Work task –
State the number of lines in these records that include the word "Cargar", and add nothing to it.
═══ Given entries
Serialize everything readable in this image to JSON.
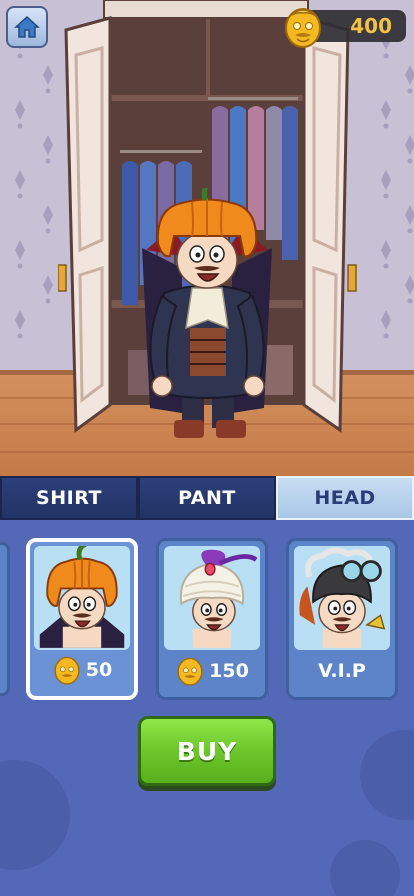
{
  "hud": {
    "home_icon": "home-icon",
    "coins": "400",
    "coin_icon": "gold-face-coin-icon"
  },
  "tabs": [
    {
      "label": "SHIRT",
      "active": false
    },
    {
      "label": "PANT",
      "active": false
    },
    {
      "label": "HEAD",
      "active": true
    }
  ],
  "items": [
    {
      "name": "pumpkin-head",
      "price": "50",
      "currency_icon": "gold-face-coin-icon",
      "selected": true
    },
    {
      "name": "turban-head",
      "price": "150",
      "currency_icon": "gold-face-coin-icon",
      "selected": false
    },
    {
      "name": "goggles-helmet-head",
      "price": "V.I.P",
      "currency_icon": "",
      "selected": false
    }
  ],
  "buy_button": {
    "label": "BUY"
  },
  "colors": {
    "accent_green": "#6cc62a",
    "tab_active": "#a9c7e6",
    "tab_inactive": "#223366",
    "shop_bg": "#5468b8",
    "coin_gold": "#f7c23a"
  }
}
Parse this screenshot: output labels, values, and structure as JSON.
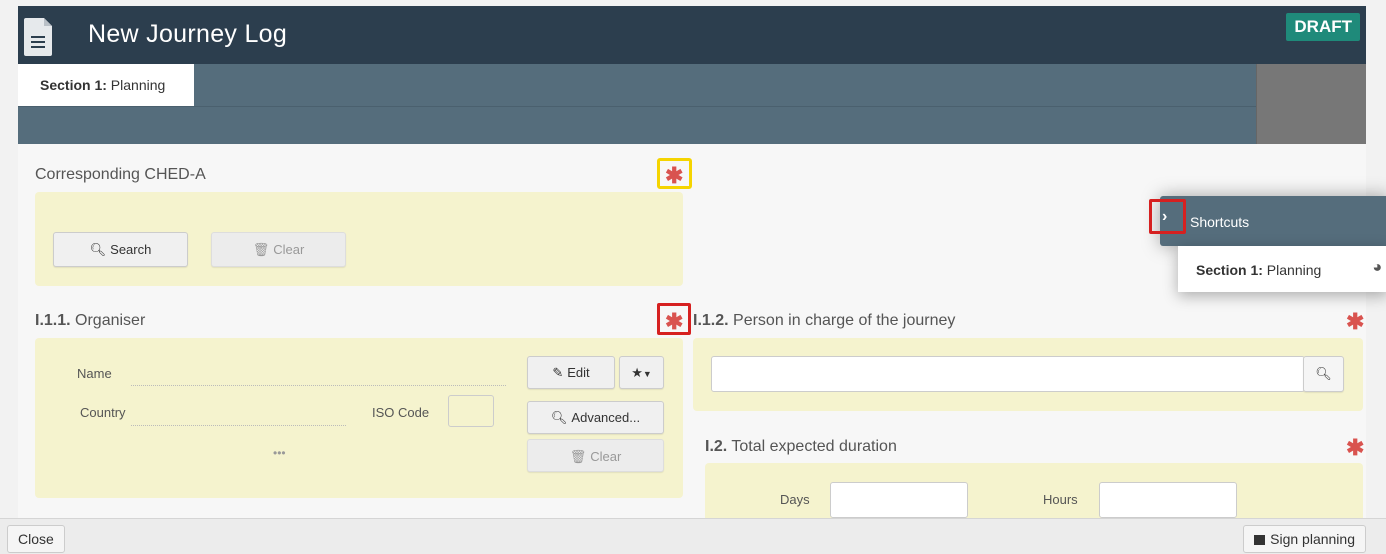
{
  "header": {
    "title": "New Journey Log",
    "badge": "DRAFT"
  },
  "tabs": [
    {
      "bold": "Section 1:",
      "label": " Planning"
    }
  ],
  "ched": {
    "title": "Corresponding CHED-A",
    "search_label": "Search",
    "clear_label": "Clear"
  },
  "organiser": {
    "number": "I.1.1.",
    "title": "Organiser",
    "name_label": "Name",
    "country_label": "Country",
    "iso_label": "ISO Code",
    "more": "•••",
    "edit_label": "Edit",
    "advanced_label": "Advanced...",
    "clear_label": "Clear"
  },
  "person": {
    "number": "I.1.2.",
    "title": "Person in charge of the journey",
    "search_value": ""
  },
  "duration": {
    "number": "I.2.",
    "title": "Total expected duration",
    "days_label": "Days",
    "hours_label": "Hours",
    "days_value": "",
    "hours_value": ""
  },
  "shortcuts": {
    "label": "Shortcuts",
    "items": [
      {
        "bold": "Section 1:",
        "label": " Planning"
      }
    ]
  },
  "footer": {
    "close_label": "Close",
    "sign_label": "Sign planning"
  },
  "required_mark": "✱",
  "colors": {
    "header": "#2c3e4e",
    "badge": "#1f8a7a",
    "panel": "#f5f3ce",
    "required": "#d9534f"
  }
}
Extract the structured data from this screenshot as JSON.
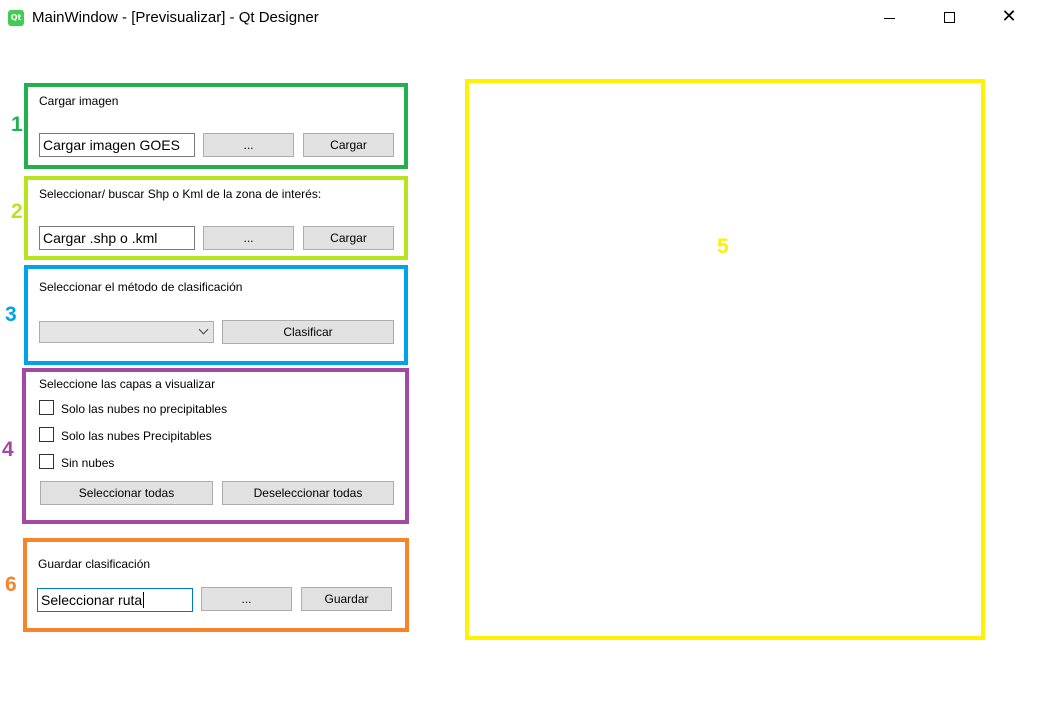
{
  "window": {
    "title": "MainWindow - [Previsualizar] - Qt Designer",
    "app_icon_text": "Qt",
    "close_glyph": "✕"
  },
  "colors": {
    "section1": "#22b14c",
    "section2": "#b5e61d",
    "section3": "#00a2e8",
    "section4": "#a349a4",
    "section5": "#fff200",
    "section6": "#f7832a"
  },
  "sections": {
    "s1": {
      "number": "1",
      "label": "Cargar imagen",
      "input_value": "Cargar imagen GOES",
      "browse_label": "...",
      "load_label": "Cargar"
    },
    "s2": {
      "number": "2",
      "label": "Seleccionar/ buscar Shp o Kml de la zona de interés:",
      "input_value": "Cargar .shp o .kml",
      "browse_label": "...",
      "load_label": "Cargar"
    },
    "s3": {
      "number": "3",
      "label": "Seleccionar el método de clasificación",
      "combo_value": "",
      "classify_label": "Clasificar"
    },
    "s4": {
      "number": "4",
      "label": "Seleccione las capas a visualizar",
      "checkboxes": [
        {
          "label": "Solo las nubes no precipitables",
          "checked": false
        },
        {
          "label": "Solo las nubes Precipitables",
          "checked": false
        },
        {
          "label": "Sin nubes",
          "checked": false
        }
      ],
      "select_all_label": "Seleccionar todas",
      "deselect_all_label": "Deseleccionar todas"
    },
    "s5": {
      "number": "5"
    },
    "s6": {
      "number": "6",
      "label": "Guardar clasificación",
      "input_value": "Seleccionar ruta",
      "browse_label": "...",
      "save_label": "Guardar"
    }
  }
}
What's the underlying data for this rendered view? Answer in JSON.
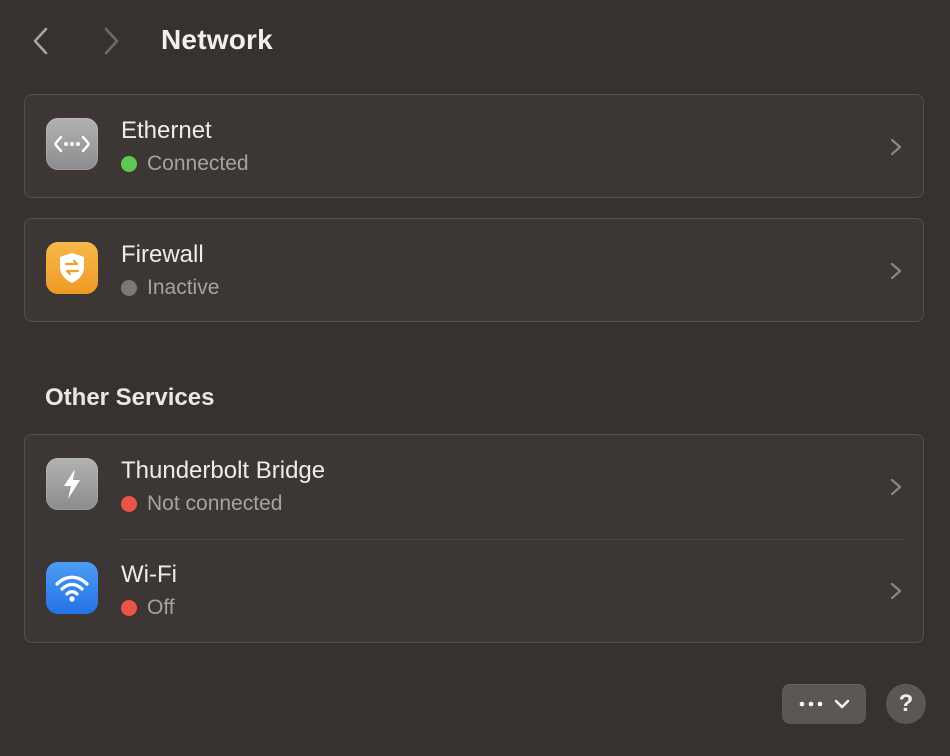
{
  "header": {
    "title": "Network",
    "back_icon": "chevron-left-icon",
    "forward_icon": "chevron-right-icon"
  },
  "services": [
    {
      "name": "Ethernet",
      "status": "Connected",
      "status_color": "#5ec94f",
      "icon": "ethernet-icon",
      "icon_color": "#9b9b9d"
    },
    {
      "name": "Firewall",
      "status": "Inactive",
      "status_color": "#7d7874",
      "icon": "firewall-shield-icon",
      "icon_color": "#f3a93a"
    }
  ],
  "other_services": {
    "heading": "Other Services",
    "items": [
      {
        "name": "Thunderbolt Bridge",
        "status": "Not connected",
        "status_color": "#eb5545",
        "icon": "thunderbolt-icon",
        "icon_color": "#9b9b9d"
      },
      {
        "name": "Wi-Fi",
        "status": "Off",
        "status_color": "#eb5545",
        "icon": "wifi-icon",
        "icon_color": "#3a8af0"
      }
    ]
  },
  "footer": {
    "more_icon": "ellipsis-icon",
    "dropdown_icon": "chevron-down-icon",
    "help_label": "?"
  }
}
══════
Response area –
5